Notes from the Masters’ Institute – Crisis Communications: Planning, Execution and Ethics

Tue, 08 Feb 2011 09:19:34 -0600


Leaders in business recognize the need for a crisis plan, so why don’t most have them? A poll of the Masters’ Institute attendees revealed that out of 18 respondents, seven have a crisis plan in place, ten do not and one person was “unsure” if they had one in their organization or agency… demonstrating the importance of senior-level practitioner programming addressing crisis communications.

Moderated by Professor Edward Downes of Boston University, an esteemed panel of experienced crisis communications leaders gathered to explore and discuss issues, tips, and how to be a better planner and ethicist in times of crisis.

Some of the panelists had different labels for crisis communications, but all were passionate about this particular area of public relations, considering it a sport, a chess game, a practice, and even an obsession.  No matter what industry, panelists all seemed to share tips and insights relevant to all.

According to Elaine Driscoll, Boston Police Department, “Crisis is a sport and a chess game.  At Boston Police Department, we don’t have one crisis plan per se, but a formula with clear crisis communications goals: to mitigate damage to the department as much as possible, and keep moving.” Elaine talked about assessing a situation’s news cycle (“How many days might this story be in the papers?”), analyzing each crisis situation (“Do we have a PR problem or a shooting problem?”), and determining the best course of action to keep the department moving forward. 

A seasoned pro, she gave great tips relevant for any crisis: “Stay in charge. Be the authority. Cut down on all the editorializing by providing a concise, clear document outlining all possible problems and proposed solutions already put in place or about to be put in place. Get out from under the media pig pile.”  She also talked about assessing the difference between an internal issue and an external, public-facing issue, and recognizing there are different sensitivities required for each.

Rachel Bloom Baglin of Covidien spends a lot of time monitoring, scenario planning and creating templates, but recognizing that the biggest challenges lie in the crises they are NOT planning for. Over the years, she’s learned how to recognize them and respond to them and how it impacts not only the company, but its stakeholders.

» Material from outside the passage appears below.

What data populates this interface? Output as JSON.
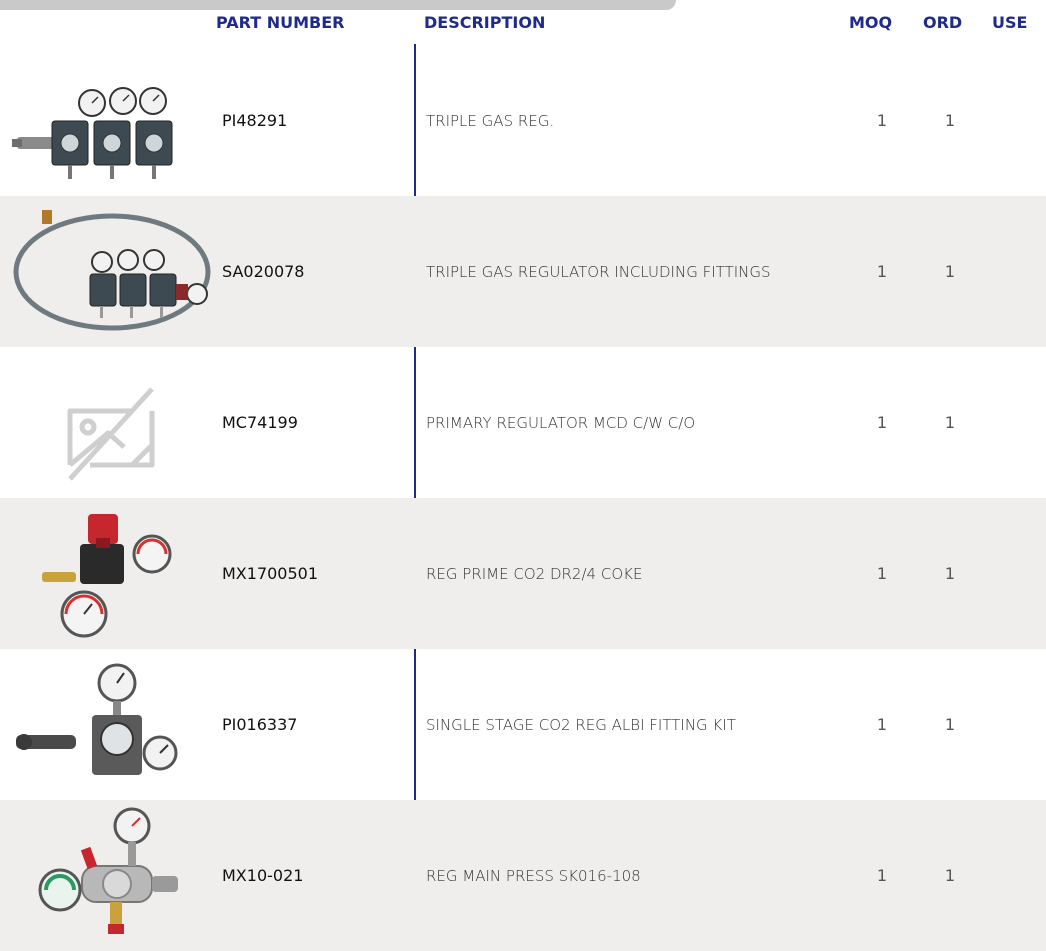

She talked about even the mere negative mention of her company’s product in related Congressional hearings can affect stock prices and investor confidence; her job is to monitor, identify, and quickly respond to those situations.  She gave two great examples of Vioxx and a culturally significant statement by a Japanese ministry of health official as external events that impacted the company’s stock prices, with a need for immediate crisis response.

Jim Weinrebe of Schwartz Communications talked about his vast experience in healthcare and how complex the subject matter can be as it relates to crisis planning, especially in the realm of Congressional hearings. Rehearsing scenarios is as critical as getting your CEO/decision makers to support and really invest time in the crisis planning process.  Jim’s agency encourages CEOs to share lessons learned with their peers, increasing the likelihood that other CEOs will be convinced that crisis planning is critical. 

A few more “take home points” offered to Masters’ Institute attendees:

  • It is an “institutionalized tradition” for your healthcare leadership to be grilled on live TV via a Congressional hearing – be prepared with specific crisis planning and training in this area.
  • Bad news is contagious, and creates a “pig pile” media mentality.  Work towards getting out from under the pile by taking control and being honest – and breaking the cycle.  It is critical to keep the story moving forward. 
  • Don’t stop doing positive PR during a crisis.  It shows this forward motion – life and business moves forward and good work continues to be done.
  • Ask your leadership and coworkers the tough questions to help with planning. What DON’T you ever want people to know, confidentially?
  • Above all, be honest, truthful, responsive, and manage your story.
  • The best take-home point was about speed and the importance of being nimble in a crisis.  Engage in the crisis as fast as possible but don’t feel pressured to explain if you don’t have the facts (never speculate). Media will fill in the holes quickly with speculation if you don’t respond fast.

Stay tuned for part two from the Masters Institute Crisis Communications Program: Social Media Tips

Julie Dennehy

Dennehy Public Relations

Past President, Publicity Club of New England